BEGIN DATA SHOWN
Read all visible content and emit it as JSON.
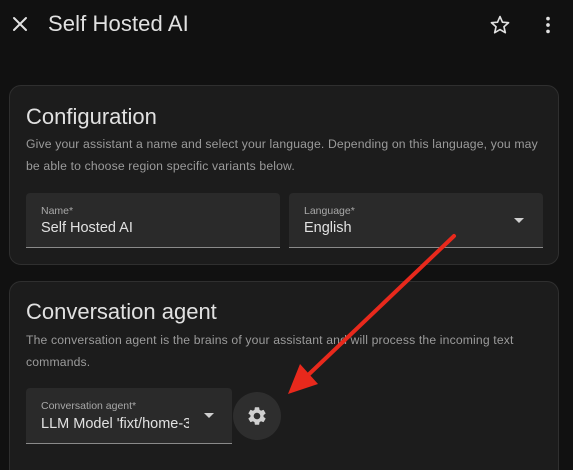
{
  "header": {
    "title": "Self Hosted AI",
    "close_icon": "close-icon",
    "star_icon": "star-outline-icon",
    "more_icon": "more-vertical-icon"
  },
  "configuration": {
    "title": "Configuration",
    "description": "Give your assistant a name and select your language. Depending on this language, you may be able to choose region specific variants below.",
    "name_field": {
      "label": "Name*",
      "value": "Self Hosted AI"
    },
    "language_field": {
      "label": "Language*",
      "value": "English"
    }
  },
  "conversation_agent": {
    "title": "Conversation agent",
    "description": "The conversation agent is the brains of your assistant and will process the incoming text commands.",
    "agent_field": {
      "label": "Conversation agent*",
      "value": "LLM Model 'fixt/home-3"
    },
    "settings_icon": "gear-icon"
  },
  "annotation": {
    "arrow_color": "#e8291c"
  },
  "colors": {
    "background": "#111111",
    "card": "#1c1c1c",
    "field": "#2a2a2a",
    "text": "#e1e1e1",
    "secondary_text": "#9b9b9b"
  }
}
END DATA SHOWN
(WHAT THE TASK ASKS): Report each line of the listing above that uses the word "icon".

(OUTPUT):
    "close_icon": "close-icon",
    "star_icon": "star-outline-icon",
    "more_icon": "more-vertical-icon"
    "settings_icon": "gear-icon"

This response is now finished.